# TO DO
What should come back is the data below, word for word, minus any picture.

─── INFORMATION SUPPLIED ───

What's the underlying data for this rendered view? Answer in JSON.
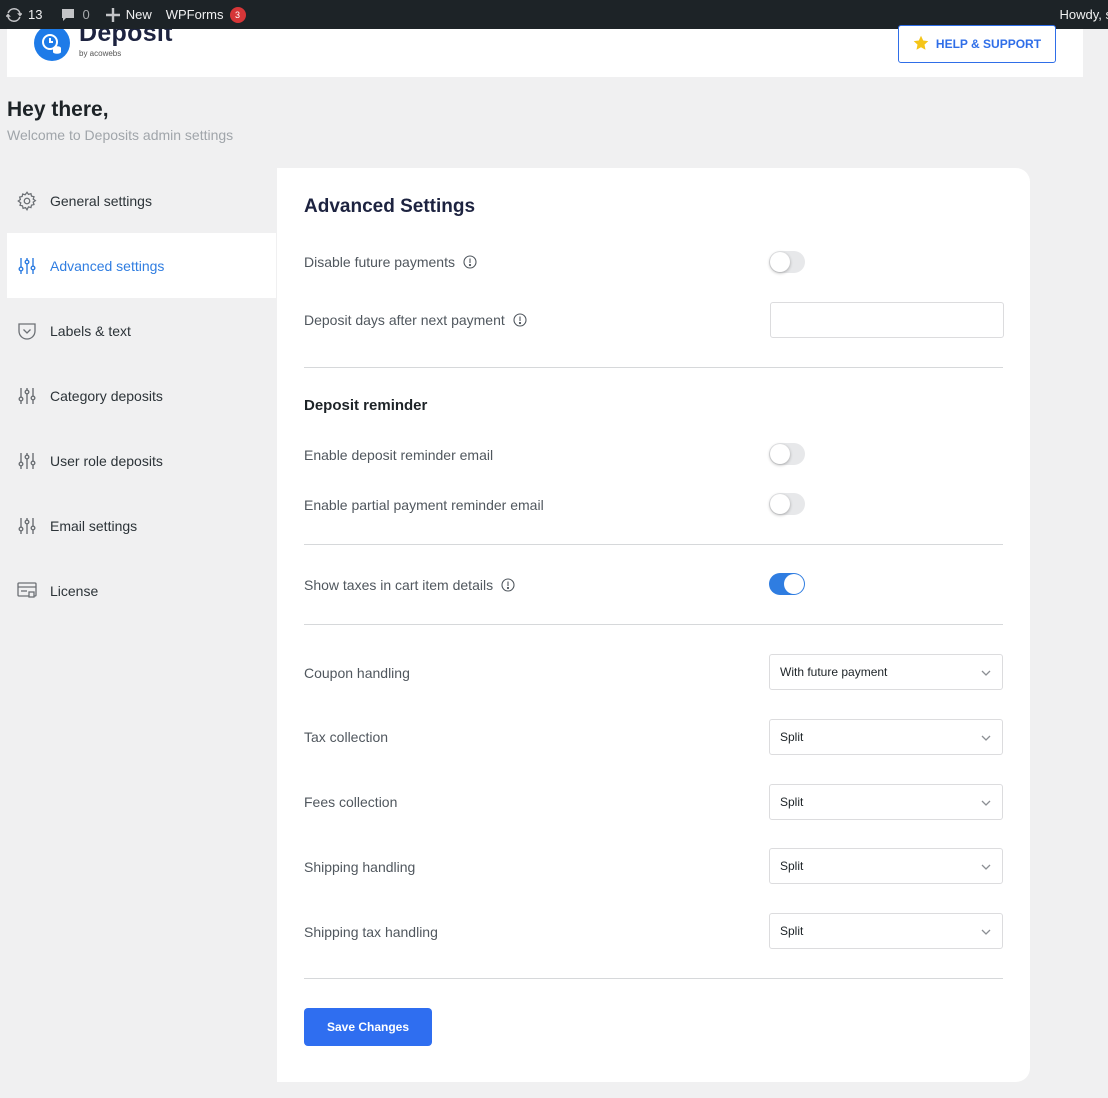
{
  "adminbar": {
    "updates_count": "13",
    "comments_count": "0",
    "new_label": "New",
    "wpforms_label": "WPForms",
    "wpforms_badge": "3",
    "howdy_text": "Howdy, s"
  },
  "header": {
    "logo_title": "Deposit",
    "logo_subtitle": "by acowebs",
    "help_button": "HELP & SUPPORT",
    "help_icon": "star-icon"
  },
  "greeting": {
    "title": "Hey there,",
    "subtitle": "Welcome to Deposits admin settings"
  },
  "sidebar": {
    "items": [
      {
        "label": "General settings",
        "icon": "gear-icon",
        "active": false
      },
      {
        "label": "Advanced settings",
        "icon": "sliders-icon",
        "active": true
      },
      {
        "label": "Labels & text",
        "icon": "label-icon",
        "active": false
      },
      {
        "label": "Category deposits",
        "icon": "sliders-icon",
        "active": false
      },
      {
        "label": "User role deposits",
        "icon": "sliders-icon",
        "active": false
      },
      {
        "label": "Email settings",
        "icon": "sliders-icon",
        "active": false
      },
      {
        "label": "License",
        "icon": "license-icon",
        "active": false
      }
    ]
  },
  "settings": {
    "title": "Advanced Settings",
    "disable_future_payments": {
      "label": "Disable future payments",
      "enabled": false
    },
    "deposit_days": {
      "label": "Deposit days after next payment",
      "value": ""
    },
    "reminder_section_title": "Deposit reminder",
    "deposit_reminder_email": {
      "label": "Enable deposit reminder email",
      "enabled": false
    },
    "partial_reminder_email": {
      "label": "Enable partial payment reminder email",
      "enabled": false
    },
    "show_taxes": {
      "label": "Show taxes in cart item details",
      "enabled": true
    },
    "coupon_handling": {
      "label": "Coupon handling",
      "value": "With future payment"
    },
    "tax_collection": {
      "label": "Tax collection",
      "value": "Split"
    },
    "fees_collection": {
      "label": "Fees collection",
      "value": "Split"
    },
    "shipping_handling": {
      "label": "Shipping handling",
      "value": "Split"
    },
    "shipping_tax_handling": {
      "label": "Shipping tax handling",
      "value": "Split"
    },
    "save_button": "Save Changes"
  },
  "colors": {
    "accent": "#2f7de1",
    "button": "#2f6ef0",
    "adminbar": "#1d2327",
    "badge": "#d63638"
  }
}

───

# THE ANSWER
What's the underlying data for this rendered view? Answer in JSON.
{
  "adminbar": {
    "updates_count": "13",
    "comments_count": "0",
    "new_label": "New",
    "wpforms_label": "WPForms",
    "wpforms_badge": "3",
    "howdy_text": "Howdy, s"
  },
  "header": {
    "logo_title": "Deposit",
    "logo_subtitle": "by acowebs",
    "help_button": "HELP & SUPPORT",
    "help_icon": "star-icon"
  },
  "greeting": {
    "title": "Hey there,",
    "subtitle": "Welcome to Deposits admin settings"
  },
  "sidebar": {
    "items": [
      {
        "label": "General settings",
        "icon": "gear-icon",
        "active": false
      },
      {
        "label": "Advanced settings",
        "icon": "sliders-icon",
        "active": true
      },
      {
        "label": "Labels & text",
        "icon": "label-icon",
        "active": false
      },
      {
        "label": "Category deposits",
        "icon": "sliders-icon",
        "active": false
      },
      {
        "label": "User role deposits",
        "icon": "sliders-icon",
        "active": false
      },
      {
        "label": "Email settings",
        "icon": "sliders-icon",
        "active": false
      },
      {
        "label": "License",
        "icon": "license-icon",
        "active": false
      }
    ]
  },
  "settings": {
    "title": "Advanced Settings",
    "disable_future_payments": {
      "label": "Disable future payments",
      "enabled": false
    },
    "deposit_days": {
      "label": "Deposit days after next payment",
      "value": ""
    },
    "reminder_section_title": "Deposit reminder",
    "deposit_reminder_email": {
      "label": "Enable deposit reminder email",
      "enabled": false
    },
    "partial_reminder_email": {
      "label": "Enable partial payment reminder email",
      "enabled": false
    },
    "show_taxes": {
      "label": "Show taxes in cart item details",
      "enabled": true
    },
    "coupon_handling": {
      "label": "Coupon handling",
      "value": "With future payment"
    },
    "tax_collection": {
      "label": "Tax collection",
      "value": "Split"
    },
    "fees_collection": {
      "label": "Fees collection",
      "value": "Split"
    },
    "shipping_handling": {
      "label": "Shipping handling",
      "value": "Split"
    },
    "shipping_tax_handling": {
      "label": "Shipping tax handling",
      "value": "Split"
    },
    "save_button": "Save Changes"
  },
  "colors": {
    "accent": "#2f7de1",
    "button": "#2f6ef0",
    "adminbar": "#1d2327",
    "badge": "#d63638"
  }
}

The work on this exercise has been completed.